What is being asked -
Go through the lines below and copy each one that holds the string "JSON".

(Interface dataset entries)
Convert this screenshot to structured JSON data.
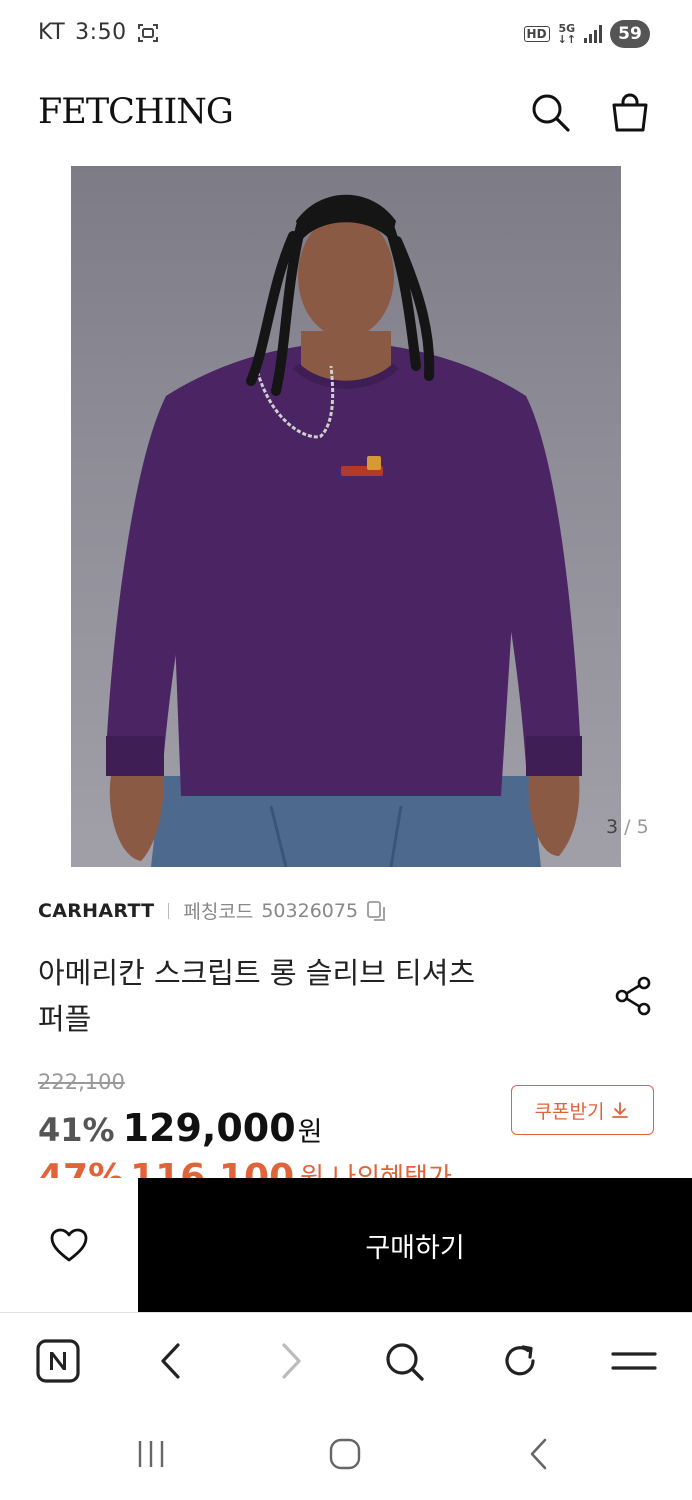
{
  "status_bar": {
    "carrier": "KT",
    "time": "3:50",
    "network_hd": "HD",
    "network_5g": "5G",
    "battery": "59"
  },
  "header": {
    "logo": "FETCHING",
    "icons": [
      "search-icon",
      "shopping-bag-icon"
    ]
  },
  "gallery": {
    "current": "3",
    "separator": "/",
    "total": "5",
    "shirt_color": "#4a2463"
  },
  "product": {
    "brand": "CARHARTT",
    "code_label": "페칭코드",
    "code": "50326075",
    "title_line1": "아메리칸 스크립트 롱 슬리브 티셔츠",
    "title_line2": "퍼플",
    "original_price": "222,100",
    "discount": "41%",
    "sale_price": "129,000",
    "currency": "원",
    "coupon_label": "쿠폰받기",
    "partial_discount": "47%",
    "partial_price": "116,100",
    "partial_label": "원 나의혜택가"
  },
  "actions": {
    "buy_label": "구매하기"
  },
  "browser_toolbar": {
    "buttons": [
      "naver-icon",
      "back-icon",
      "forward-icon",
      "search-icon",
      "refresh-icon",
      "menu-icon"
    ]
  },
  "system_nav": {
    "buttons": [
      "recent-apps-icon",
      "home-icon",
      "back-icon"
    ]
  },
  "colors": {
    "accent": "#e0643a",
    "buy_button": "#000000"
  }
}
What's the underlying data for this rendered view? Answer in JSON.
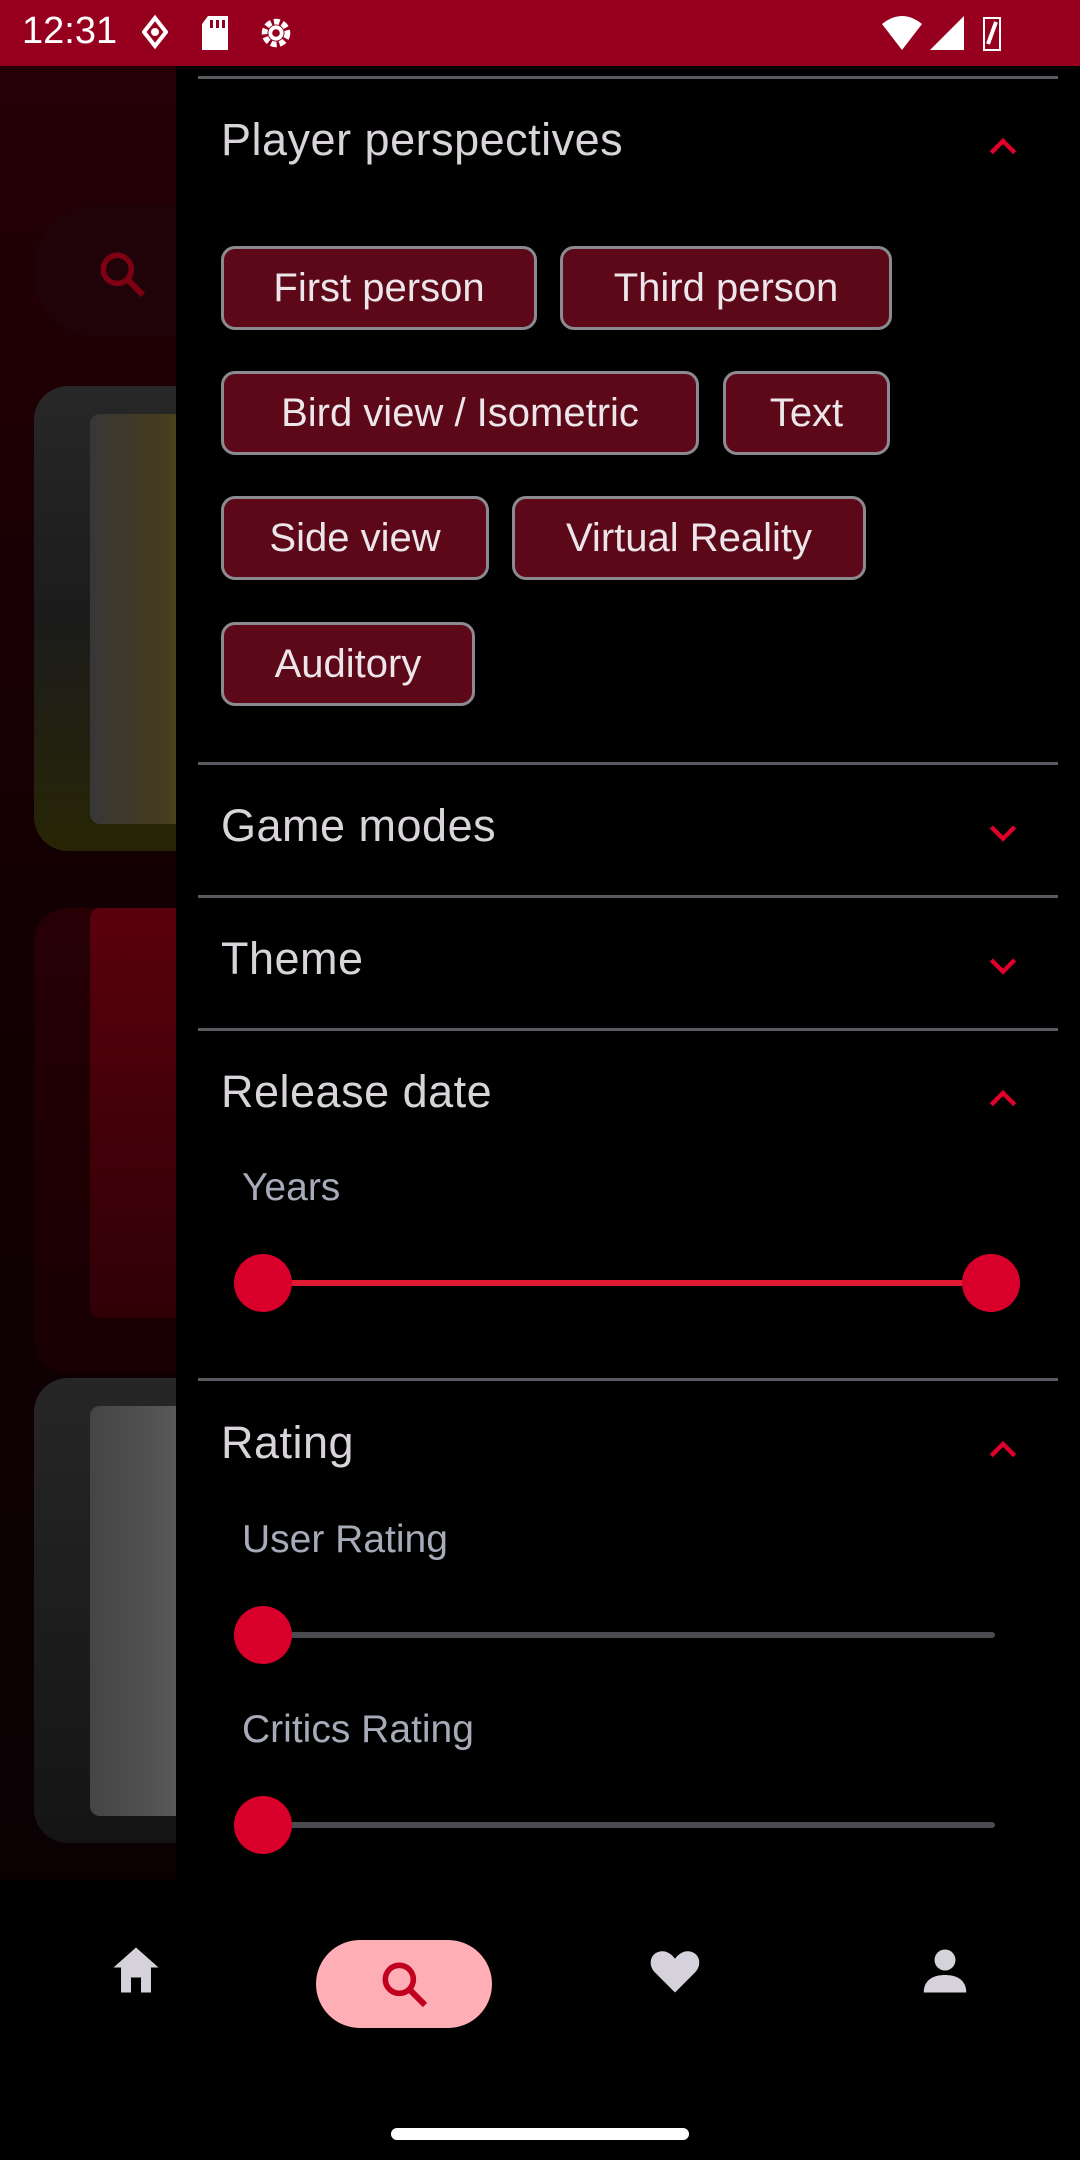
{
  "status_bar": {
    "time": "12:31"
  },
  "drawer": {
    "sections": {
      "player_perspectives": {
        "title": "Player perspectives",
        "chips": [
          "First person",
          "Third person",
          "Bird view / Isometric",
          "Text",
          "Side view",
          "Virtual Reality",
          "Auditory"
        ]
      },
      "game_modes": {
        "title": "Game modes"
      },
      "theme": {
        "title": "Theme"
      },
      "release_date": {
        "title": "Release date",
        "years_label": "Years",
        "years_range": [
          0,
          1
        ]
      },
      "rating": {
        "title": "Rating",
        "user_rating_label": "User Rating",
        "user_rating_value": 0,
        "critics_rating_label": "Critics Rating",
        "critics_rating_value": 0
      }
    }
  },
  "bottom_nav": {
    "items": [
      "home-icon",
      "search-icon",
      "heart-icon",
      "person-icon"
    ],
    "active": "search-icon"
  },
  "colors": {
    "accent": "#d8002a",
    "status_bar": "#96001e",
    "chip_bg": "#5c0818",
    "active_pill": "#ffaeb6"
  }
}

Response to this task -
Convert this screenshot to structured JSON data.
What's the underlying data for this rendered view? Answer in JSON.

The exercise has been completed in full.